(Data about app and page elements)
================================
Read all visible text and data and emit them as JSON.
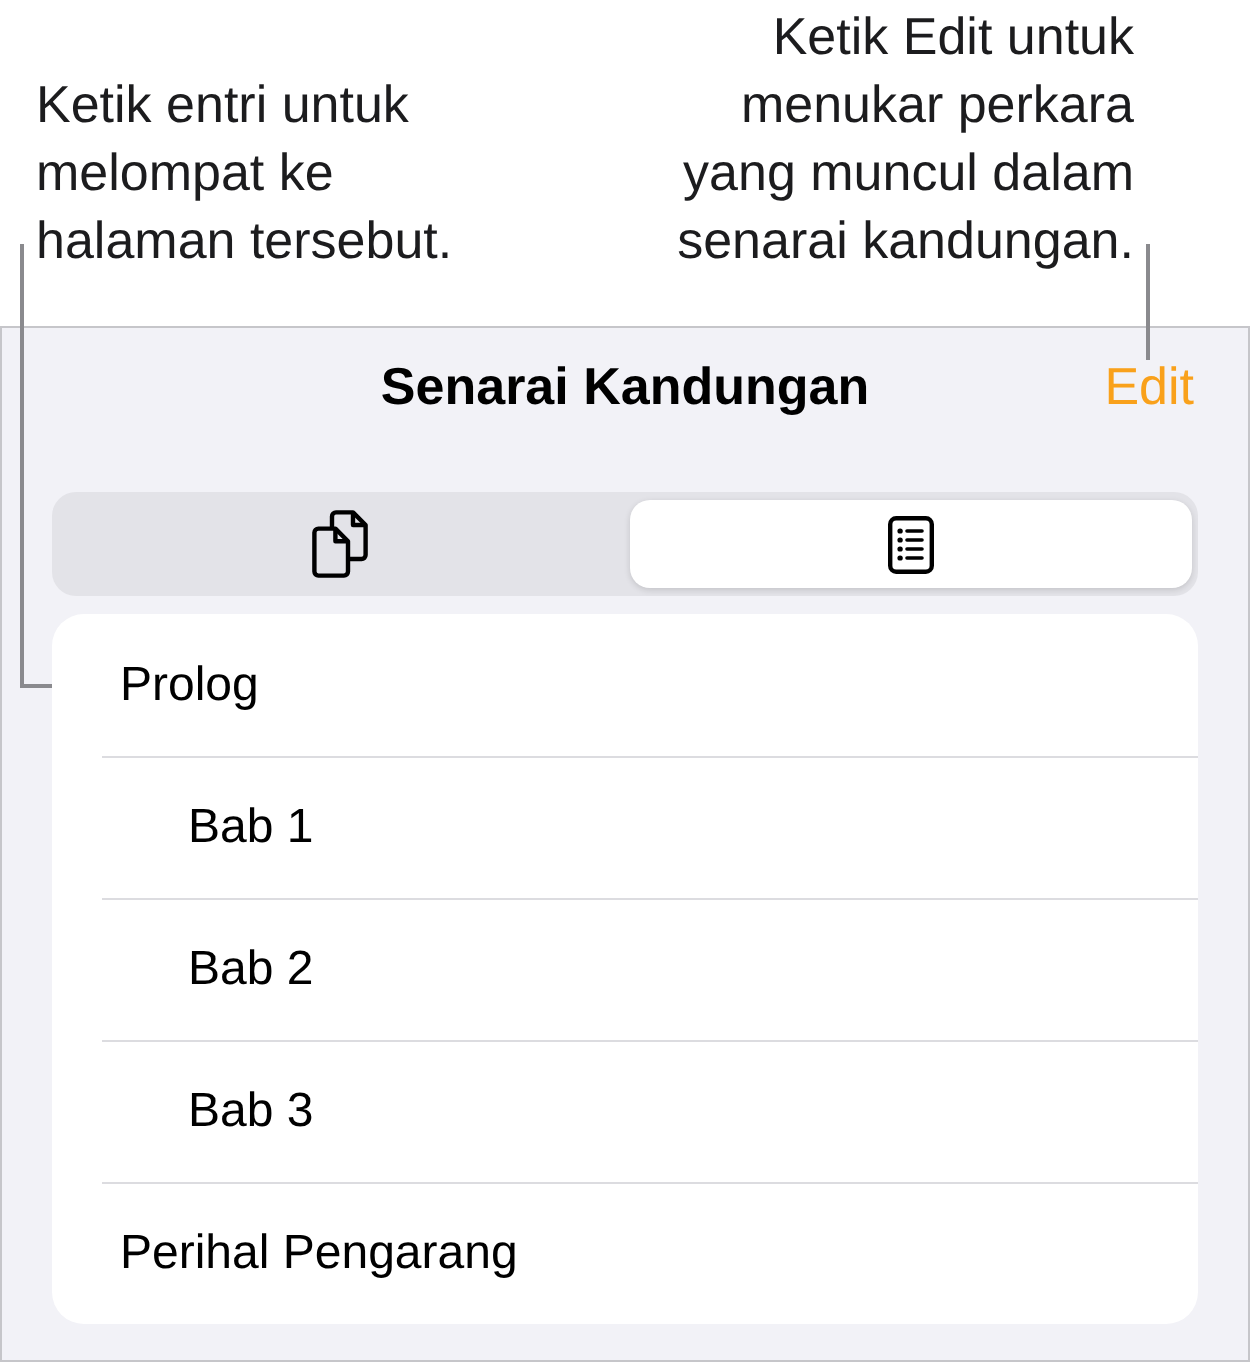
{
  "annotations": [
    {
      "text": "Ketik entri untuk melompat ke halaman tersebut."
    },
    {
      "text": "Ketik Edit untuk menukar perkara yang muncul dalam senarai kandungan."
    }
  ],
  "header": {
    "title": "Senarai Kandungan",
    "edit_button": "Edit"
  },
  "view_switcher": [
    {
      "kind": "pages",
      "selected": false
    },
    {
      "kind": "list",
      "selected": true
    }
  ],
  "contents": [
    {
      "label": "Prolog",
      "children": [
        {
          "label": "Bab 1"
        },
        {
          "label": "Bab 2"
        },
        {
          "label": "Bab 3"
        }
      ]
    },
    {
      "label": "Perihal Pengarang"
    }
  ]
}
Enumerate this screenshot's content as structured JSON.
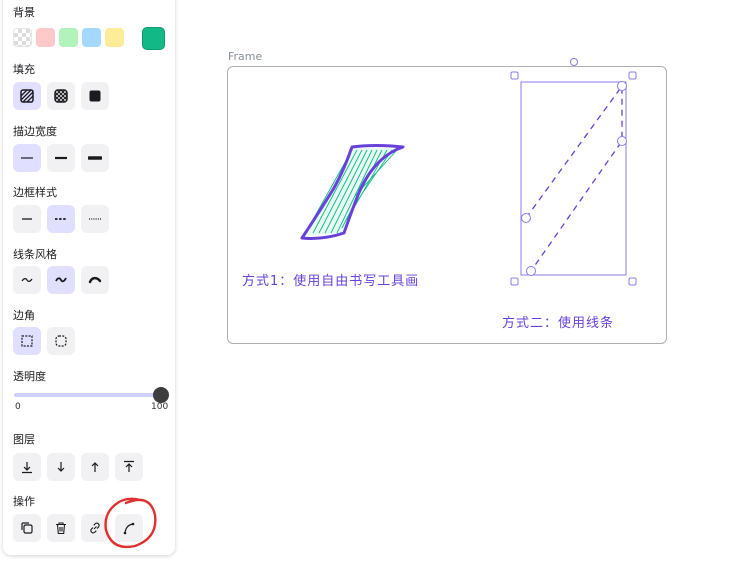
{
  "panel": {
    "background_label": "背景",
    "background_colors": [
      "transparent",
      "#ffc9c9",
      "#b2f2bb",
      "#a5d8ff",
      "#ffec99"
    ],
    "stroke_color": "#12b886",
    "fill_label": "填充",
    "fill_options": [
      "hachure-icon",
      "cross-hatch-icon",
      "solid-icon"
    ],
    "stroke_width_label": "描边宽度",
    "stroke_width_options": [
      "thin",
      "bold",
      "extra-bold"
    ],
    "stroke_style_label": "边框样式",
    "stroke_style_options": [
      "solid",
      "dashed",
      "dotted"
    ],
    "sloppiness_label": "线条风格",
    "sloppiness_options": [
      "architect",
      "artist",
      "cartoonist"
    ],
    "edges_label": "边角",
    "edges_options": [
      "sharp",
      "round"
    ],
    "opacity_label": "透明度",
    "opacity_min": "0",
    "opacity_max": "100",
    "opacity_value": 100,
    "layers_label": "图层",
    "layers_options": [
      "send-to-back-icon",
      "send-backward-icon",
      "bring-forward-icon",
      "bring-to-front-icon"
    ],
    "actions_label": "操作",
    "actions_options": [
      "duplicate-icon",
      "delete-icon",
      "link-icon",
      "curve-edit-icon"
    ]
  },
  "canvas": {
    "frame_label": "Frame",
    "caption_1": "方式1：使用自由书写工具画",
    "caption_2": "方式二：使用线条",
    "accent_color": "#6741d9",
    "selection_color": "#8b7be8",
    "hachure_color": "#12b886",
    "annotation_color": "#e03131"
  }
}
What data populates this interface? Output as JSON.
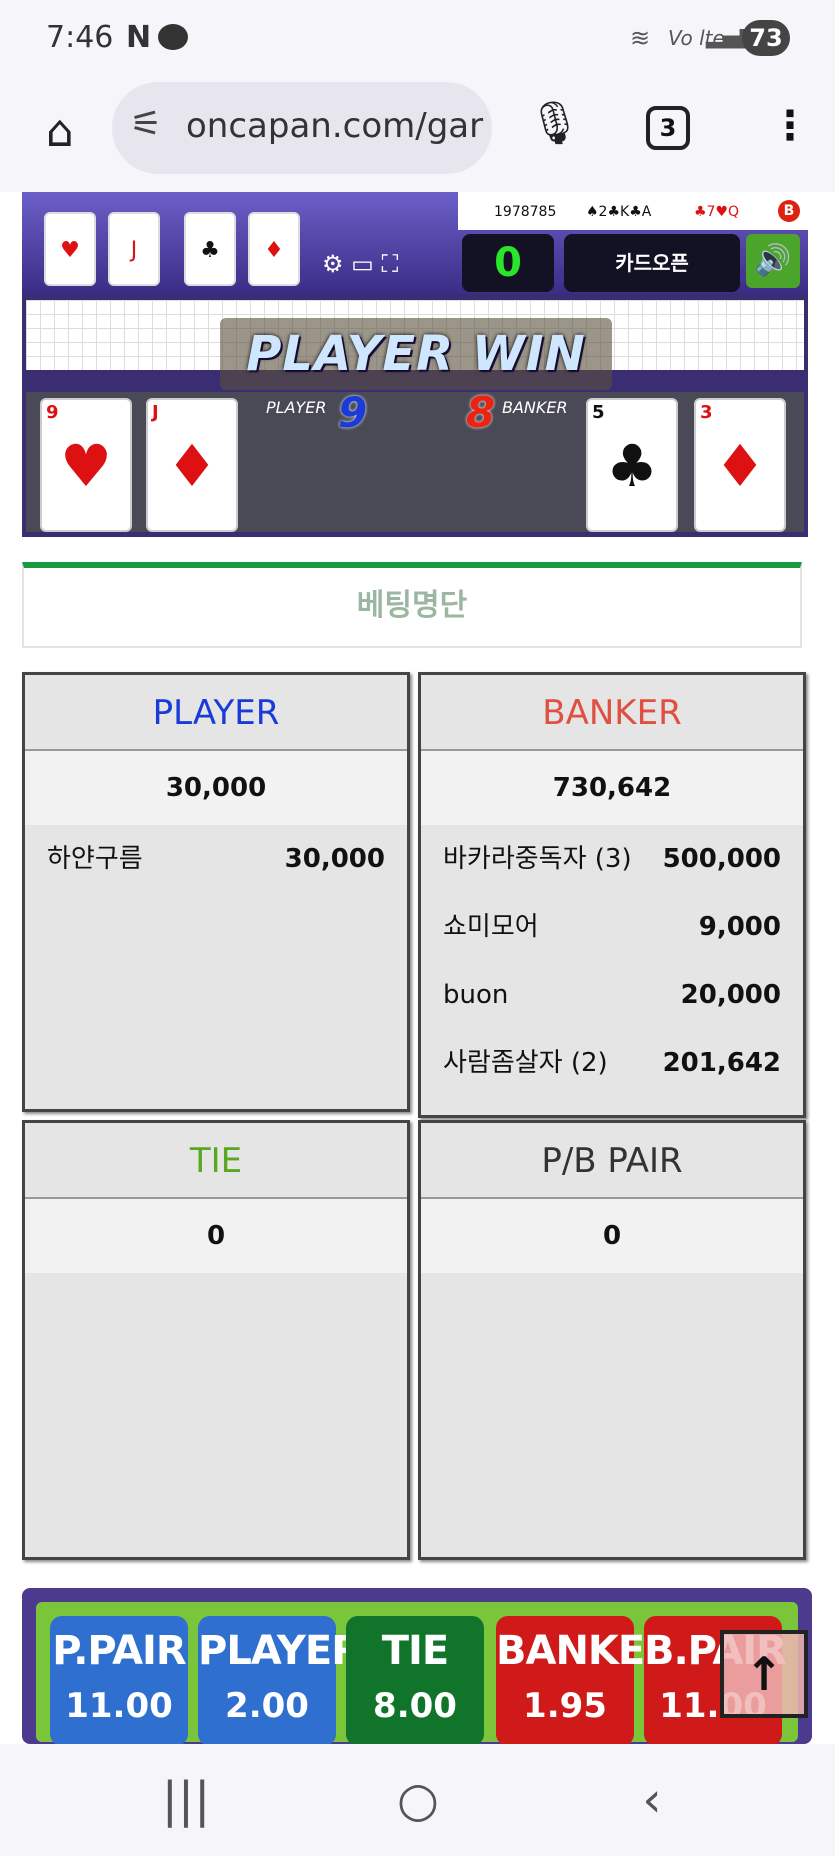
{
  "status_bar": {
    "time": "7:46",
    "notif_n": "N",
    "battery": "73",
    "volte": "Vo lte"
  },
  "browser": {
    "url": "oncapan.com/gar",
    "tab_count": "3"
  },
  "game": {
    "round_id": "1978785",
    "result_player": "♠2♣K♣A",
    "result_banker": "♣7♥Q",
    "result_badge": "B",
    "counter": "0",
    "card_open_label": "카드오픈",
    "win_banner": "PLAYER WIN",
    "player_label": "PLAYER",
    "player_score": "9",
    "banker_label": "BANKER",
    "banker_score": "8",
    "player_cards": [
      {
        "rank": "9",
        "suit": "♥",
        "color": "#d11"
      },
      {
        "rank": "J",
        "suit": "♦",
        "color": "#d11"
      }
    ],
    "banker_cards": [
      {
        "rank": "5",
        "suit": "♣",
        "color": "#111"
      },
      {
        "rank": "3",
        "suit": "♦",
        "color": "#d11"
      }
    ]
  },
  "bet_list_title": "베팅명단",
  "panels": {
    "player": {
      "title": "PLAYER",
      "title_color": "#1a3bd8",
      "total": "30,000",
      "rows": [
        {
          "name": "하얀구름",
          "amount": "30,000"
        }
      ]
    },
    "banker": {
      "title": "BANKER",
      "title_color": "#e05040",
      "total": "730,642",
      "rows": [
        {
          "name": "바카라중독자 (3)",
          "amount": "500,000"
        },
        {
          "name": "쇼미모어",
          "amount": "9,000"
        },
        {
          "name": "buon",
          "amount": "20,000"
        },
        {
          "name": "사람좀살자 (2)",
          "amount": "201,642"
        }
      ]
    },
    "tie": {
      "title": "TIE",
      "title_color": "#5aa820",
      "total": "0"
    },
    "pair": {
      "title": "P/B PAIR",
      "title_color": "#333333",
      "total": "0"
    }
  },
  "bet_buttons": [
    {
      "label": "P.PAIR",
      "odds": "11.00",
      "color": "#2f6fd0"
    },
    {
      "label": "PLAYER",
      "odds": "2.00",
      "color": "#2f6fd0"
    },
    {
      "label": "TIE",
      "odds": "8.00",
      "color": "#10742a"
    },
    {
      "label": "BANKER",
      "odds": "1.95",
      "color": "#d01a1a"
    },
    {
      "label": "B.PAIR",
      "odds": "11.00",
      "color": "#d01a1a"
    }
  ]
}
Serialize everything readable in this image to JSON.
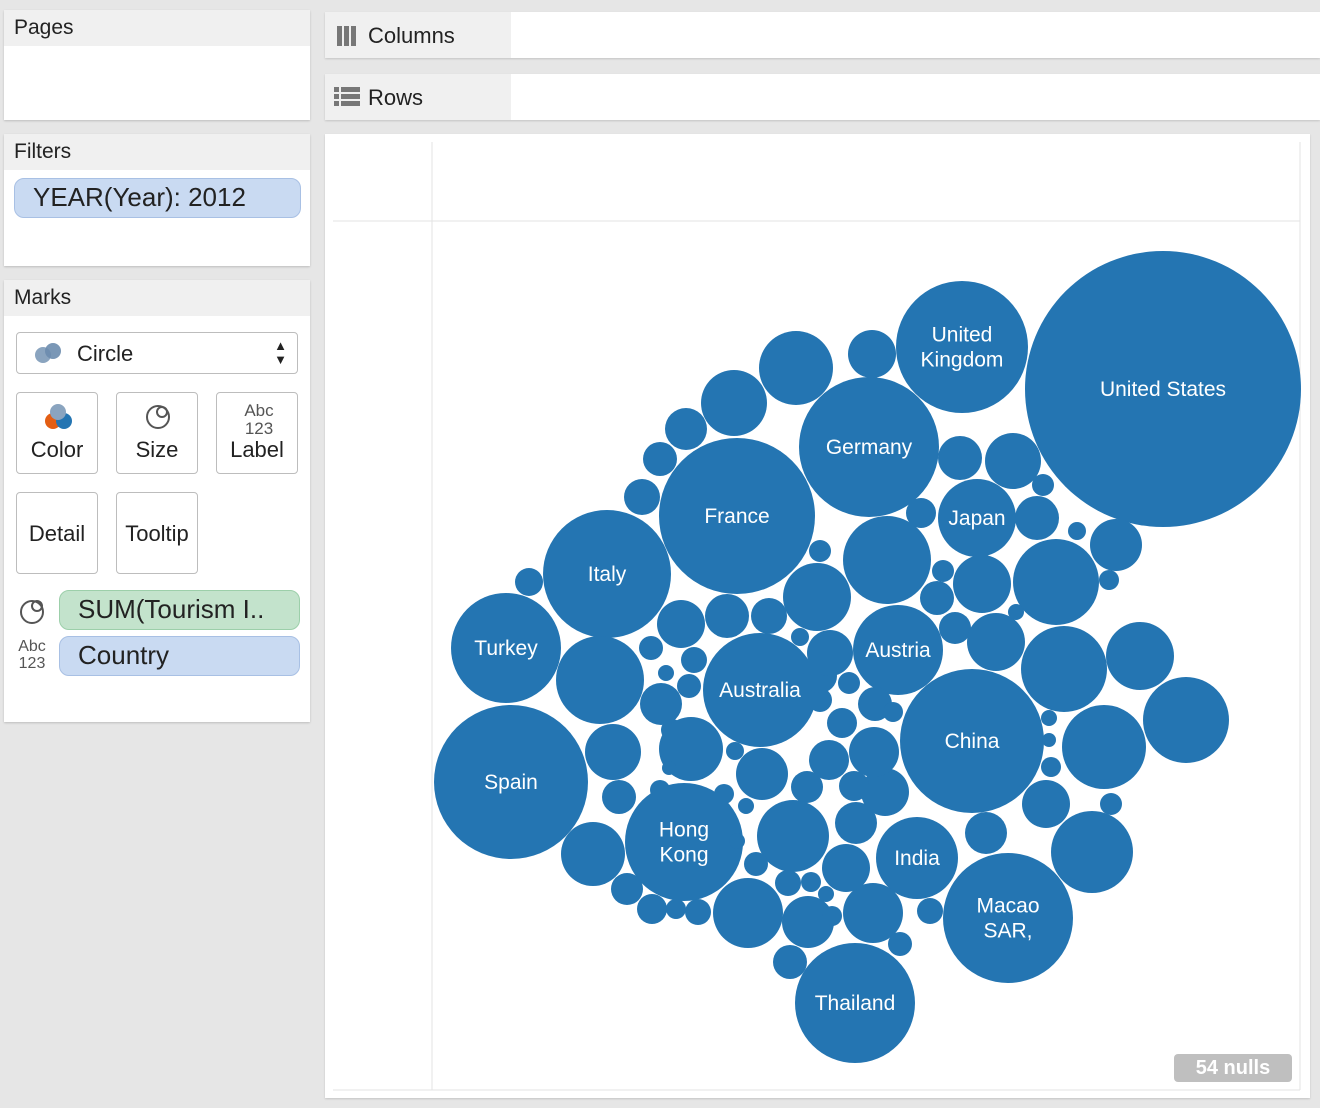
{
  "left_panel": {
    "pages_title": "Pages",
    "filters_title": "Filters",
    "filter_pill": "YEAR(Year): 2012",
    "marks_title": "Marks",
    "mark_type": "Circle",
    "buttons": {
      "color": "Color",
      "size": "Size",
      "label": "Label",
      "detail": "Detail",
      "tooltip": "Tooltip"
    },
    "label_icon_text": "Abc 123",
    "size_pill": "SUM(Tourism I..",
    "label_pill": "Country"
  },
  "shelves": {
    "columns": "Columns",
    "rows": "Rows"
  },
  "nulls_indicator": "54 nulls",
  "colors": {
    "bubble": "#2475b2",
    "filter_pill": "#c9daf2",
    "measure_pill": "#c3e3cc",
    "nulls_badge": "#bfbfbf"
  },
  "chart_data": {
    "type": "packed-bubble",
    "size_measure": "SUM(Tourism I..",
    "label_field": "Country",
    "filter": "YEAR(Year): 2012",
    "labeled_countries": [
      "United States",
      "United Kingdom",
      "Germany",
      "France",
      "Japan",
      "Italy",
      "Turkey",
      "Austria",
      "Australia",
      "China",
      "Spain",
      "Hong Kong",
      "India",
      "Macao SAR,",
      "Thailand"
    ],
    "relative_sizes_estimated": {
      "United States": 1.0,
      "Spain": 0.31,
      "China": 0.26,
      "France": 0.31,
      "Germany": 0.25,
      "United Kingdom": 0.23,
      "Italy": 0.21,
      "Thailand": 0.18,
      "Macao SAR,": 0.22,
      "Hong Kong": 0.18,
      "Turkey": 0.16,
      "Australia": 0.16,
      "Austria": 0.1,
      "India": 0.08,
      "Japan": 0.08
    },
    "nulls": "54 nulls"
  }
}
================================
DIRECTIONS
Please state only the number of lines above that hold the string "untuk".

FINAL ANSWER
2